To clarify the above post, Nurse Midwives ARE advanced practice nurses and are licensed independent providers. Some states require formal collaboration with a physician, others do not.
Midwives provide women's health and primary care across the lifespan. This includes prenatal, well woman, gyne, vaginal deliveries, and often first assisting in c-sections and other surgeries. My facility does not provide abortion services but I often counsel my patients on termination as an option in my current position as I might see a gyne patient who is unexpectedly pregnant or a new ob who is unsure if she wants to continue her pregnancy.
- 0Jun 29, '12 by CEGQuote from morteNurse midwives are a type of midwife, there are several other flavors as well. Probably less likely to perform abortions or work in abortion services than nurse midwives are as the other types of midwives will typically practice in out of hospital/independent settings.please note, nurse-midwife is not the same as midwife....

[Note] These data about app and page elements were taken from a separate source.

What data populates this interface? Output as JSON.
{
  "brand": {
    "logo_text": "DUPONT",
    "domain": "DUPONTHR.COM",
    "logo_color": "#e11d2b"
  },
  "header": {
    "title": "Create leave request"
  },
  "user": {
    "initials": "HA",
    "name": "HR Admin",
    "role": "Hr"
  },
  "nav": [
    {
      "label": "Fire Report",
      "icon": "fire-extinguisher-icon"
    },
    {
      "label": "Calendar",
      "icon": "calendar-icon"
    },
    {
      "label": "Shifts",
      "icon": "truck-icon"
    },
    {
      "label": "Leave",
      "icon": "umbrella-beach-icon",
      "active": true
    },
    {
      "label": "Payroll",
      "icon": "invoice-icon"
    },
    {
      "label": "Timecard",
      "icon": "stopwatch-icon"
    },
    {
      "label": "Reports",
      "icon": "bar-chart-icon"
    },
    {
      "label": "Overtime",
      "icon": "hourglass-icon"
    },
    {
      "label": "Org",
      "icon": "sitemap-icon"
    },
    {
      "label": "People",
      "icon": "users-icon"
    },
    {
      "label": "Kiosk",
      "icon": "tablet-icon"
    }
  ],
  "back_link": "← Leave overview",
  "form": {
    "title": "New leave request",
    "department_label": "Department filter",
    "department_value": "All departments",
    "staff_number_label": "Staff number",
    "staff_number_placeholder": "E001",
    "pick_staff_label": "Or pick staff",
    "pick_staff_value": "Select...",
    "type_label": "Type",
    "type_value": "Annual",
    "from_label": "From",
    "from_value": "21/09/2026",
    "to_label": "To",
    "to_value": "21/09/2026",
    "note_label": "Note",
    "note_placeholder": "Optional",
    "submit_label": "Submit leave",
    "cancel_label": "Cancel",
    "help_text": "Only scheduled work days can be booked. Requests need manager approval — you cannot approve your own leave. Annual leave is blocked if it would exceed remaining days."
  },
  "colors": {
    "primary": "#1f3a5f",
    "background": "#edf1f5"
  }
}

- 1Jun 30, '12 by NewYorkMidwifeNormally, abortion is within the Midwife's scope of practice. It's very rare that midwives actually do abortions in practice, unless they work for planned parenthood. The surgical abortions are learned after your graduation, and it's even more rare that that a midwife performs that. Medical abortions (i.e, taking pills rather than vacuum extraction) will be what midwives would do if you found a job in those specialty clinics.
- 2Jul 10, '12 by mz_maritI would like to be an abortion provider after finishing women's health NP school in one of the few states where there are no physician only laws - I'm happy to field questions for anyone interested in doing this, as I've researched it quite a bit. I agree with Ashley, PICU RN - it's crucial that you not let your own belief about abortion interfere with the care that you provide clients as a midwife someday. Providing accurate, non-judgmental care is essential. You will have to learn about abortion and be sure to council your clients with an open mind and open heart about all their options, and give accurate information regarding all of them. If you can't do that, you have to refer out. Keep evidenced-based research at the forefront of your care.